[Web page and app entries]

===============

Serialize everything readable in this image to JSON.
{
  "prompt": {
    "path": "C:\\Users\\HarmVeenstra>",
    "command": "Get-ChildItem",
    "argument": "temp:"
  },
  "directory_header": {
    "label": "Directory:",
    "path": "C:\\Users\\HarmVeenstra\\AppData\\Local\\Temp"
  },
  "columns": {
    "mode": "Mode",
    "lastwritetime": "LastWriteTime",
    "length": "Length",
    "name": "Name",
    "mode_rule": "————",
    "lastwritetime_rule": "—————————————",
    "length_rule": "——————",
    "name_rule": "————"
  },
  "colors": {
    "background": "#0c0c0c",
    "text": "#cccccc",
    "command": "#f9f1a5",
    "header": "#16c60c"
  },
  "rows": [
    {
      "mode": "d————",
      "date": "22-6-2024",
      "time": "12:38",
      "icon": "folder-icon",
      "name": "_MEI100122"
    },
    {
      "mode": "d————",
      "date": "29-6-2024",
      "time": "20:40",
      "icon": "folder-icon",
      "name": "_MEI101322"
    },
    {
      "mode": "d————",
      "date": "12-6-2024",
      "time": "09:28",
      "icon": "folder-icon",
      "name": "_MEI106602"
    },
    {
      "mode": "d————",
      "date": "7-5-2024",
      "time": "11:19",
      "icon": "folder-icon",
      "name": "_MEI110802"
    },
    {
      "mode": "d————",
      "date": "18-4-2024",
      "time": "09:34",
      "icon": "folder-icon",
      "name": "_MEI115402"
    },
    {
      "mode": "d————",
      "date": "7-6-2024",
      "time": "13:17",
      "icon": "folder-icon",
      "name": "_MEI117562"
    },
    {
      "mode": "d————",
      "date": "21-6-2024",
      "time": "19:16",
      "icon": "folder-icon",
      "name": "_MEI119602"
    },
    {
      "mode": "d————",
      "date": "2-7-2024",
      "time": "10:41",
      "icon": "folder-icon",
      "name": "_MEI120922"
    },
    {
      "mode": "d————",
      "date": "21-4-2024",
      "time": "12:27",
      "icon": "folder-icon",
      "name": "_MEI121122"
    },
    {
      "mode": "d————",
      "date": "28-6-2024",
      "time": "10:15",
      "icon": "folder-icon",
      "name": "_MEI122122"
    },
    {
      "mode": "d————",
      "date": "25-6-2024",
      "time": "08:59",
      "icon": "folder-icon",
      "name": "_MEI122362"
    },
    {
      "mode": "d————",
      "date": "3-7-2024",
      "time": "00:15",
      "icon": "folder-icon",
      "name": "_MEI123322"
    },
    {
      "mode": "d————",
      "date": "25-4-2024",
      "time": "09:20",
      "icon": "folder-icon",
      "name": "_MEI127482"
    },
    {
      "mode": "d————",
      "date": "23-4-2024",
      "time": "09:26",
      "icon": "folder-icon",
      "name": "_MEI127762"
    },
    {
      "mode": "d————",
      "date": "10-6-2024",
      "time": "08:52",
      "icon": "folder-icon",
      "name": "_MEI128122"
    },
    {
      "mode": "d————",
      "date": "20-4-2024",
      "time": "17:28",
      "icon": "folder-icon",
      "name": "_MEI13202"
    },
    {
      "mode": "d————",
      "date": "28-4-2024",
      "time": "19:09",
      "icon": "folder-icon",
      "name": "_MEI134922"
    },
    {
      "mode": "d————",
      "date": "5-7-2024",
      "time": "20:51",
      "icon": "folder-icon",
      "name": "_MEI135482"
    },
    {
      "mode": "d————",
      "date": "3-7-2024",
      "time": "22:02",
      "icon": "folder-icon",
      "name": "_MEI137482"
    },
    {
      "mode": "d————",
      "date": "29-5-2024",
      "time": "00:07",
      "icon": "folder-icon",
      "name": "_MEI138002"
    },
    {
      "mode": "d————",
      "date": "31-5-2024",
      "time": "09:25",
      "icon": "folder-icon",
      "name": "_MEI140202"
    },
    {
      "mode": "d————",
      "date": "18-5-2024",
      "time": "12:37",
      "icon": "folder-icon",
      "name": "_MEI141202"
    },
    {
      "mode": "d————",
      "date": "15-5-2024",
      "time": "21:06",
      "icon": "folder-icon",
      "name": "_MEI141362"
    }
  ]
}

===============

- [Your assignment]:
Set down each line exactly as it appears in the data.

- [Reply to the exercise]:
Serialize everything readable in this image to JSON.
{
  "prompt": {
    "path": "C:\\Users\\HarmVeenstra>",
    "command": "Get-ChildItem",
    "argument": "temp:"
  },
  "directory_header": {
    "label": "Directory:",
    "path": "C:\\Users\\HarmVeenstra\\AppData\\Local\\Temp"
  },
  "columns": {
    "mode": "Mode",
    "lastwritetime": "LastWriteTime",
    "length": "Length",
    "name": "Name",
    "mode_rule": "————",
    "lastwritetime_rule": "—————————————",
    "length_rule": "——————",
    "name_rule": "————"
  },
  "colors": {
    "background": "#0c0c0c",
    "text": "#cccccc",
    "command": "#f9f1a5",
    "header": "#16c60c"
  },
  "rows": [
    {
      "mode": "d————",
      "date": "22-6-2024",
      "time": "12:38",
      "icon": "folder-icon",
      "name": "_MEI100122"
    },
    {
      "mode": "d————",
      "date": "29-6-2024",
      "time": "20:40",
      "icon": "folder-icon",
      "name": "_MEI101322"
    },
    {
      "mode": "d————",
      "date": "12-6-2024",
      "time": "09:28",
      "icon": "folder-icon",
      "name": "_MEI106602"
    },
    {
      "mode": "d————",
      "date": "7-5-2024",
      "time": "11:19",
      "icon": "folder-icon",
      "name": "_MEI110802"
    },
    {
      "mode": "d————",
      "date": "18-4-2024",
      "time": "09:34",
      "icon": "folder-icon",
      "name": "_MEI115402"
    },
    {
      "mode": "d————",
      "date": "7-6-2024",
      "time": "13:17",
      "icon": "folder-icon",
      "name": "_MEI117562"
    },
    {
      "mode": "d————",
      "date": "21-6-2024",
      "time": "19:16",
      "icon": "folder-icon",
      "name": "_MEI119602"
    },
    {
      "mode": "d————",
      "date": "2-7-2024",
      "time": "10:41",
      "icon": "folder-icon",
      "name": "_MEI120922"
    },
    {
      "mode": "d————",
      "date": "21-4-2024",
      "time": "12:27",
      "icon": "folder-icon",
      "name": "_MEI121122"
    },
    {
      "mode": "d————",
      "date": "28-6-2024",
      "time": "10:15",
      "icon": "folder-icon",
      "name": "_MEI122122"
    },
    {
      "mode": "d————",
      "date": "25-6-2024",
      "time": "08:59",
      "icon": "folder-icon",
      "name": "_MEI122362"
    },
    {
      "mode": "d————",
      "date": "3-7-2024",
      "time": "00:15",
      "icon": "folder-icon",
      "name": "_MEI123322"
    },
    {
      "mode": "d————",
      "date": "25-4-2024",
      "time": "09:20",
      "icon": "folder-icon",
      "name": "_MEI127482"
    },
    {
      "mode": "d————",
      "date": "23-4-2024",
      "time": "09:26",
      "icon": "folder-icon",
      "name": "_MEI127762"
    },
    {
      "mode": "d————",
      "date": "10-6-2024",
      "time": "08:52",
      "icon": "folder-icon",
      "name": "_MEI128122"
    },
    {
      "mode": "d————",
      "date": "20-4-2024",
      "time": "17:28",
      "icon": "folder-icon",
      "name": "_MEI13202"
    },
    {
      "mode": "d————",
      "date": "28-4-2024",
      "time": "19:09",
      "icon": "folder-icon",
      "name": "_MEI134922"
    },
    {
      "mode": "d————",
      "date": "5-7-2024",
      "time": "20:51",
      "icon": "folder-icon",
      "name": "_MEI135482"
    },
    {
      "mode": "d————",
      "date": "3-7-2024",
      "time": "22:02",
      "icon": "folder-icon",
      "name": "_MEI137482"
    },
    {
      "mode": "d————",
      "date": "29-5-2024",
      "time": "00:07",
      "icon": "folder-icon",
      "name": "_MEI138002"
    },
    {
      "mode": "d————",
      "date": "31-5-2024",
      "time": "09:25",
      "icon": "folder-icon",
      "name": "_MEI140202"
    },
    {
      "mode": "d————",
      "date": "18-5-2024",
      "time": "12:37",
      "icon": "folder-icon",
      "name": "_MEI141202"
    },
    {
      "mode": "d————",
      "date": "15-5-2024",
      "time": "21:06",
      "icon": "folder-icon",
      "name": "_MEI141362"
    }
  ]
}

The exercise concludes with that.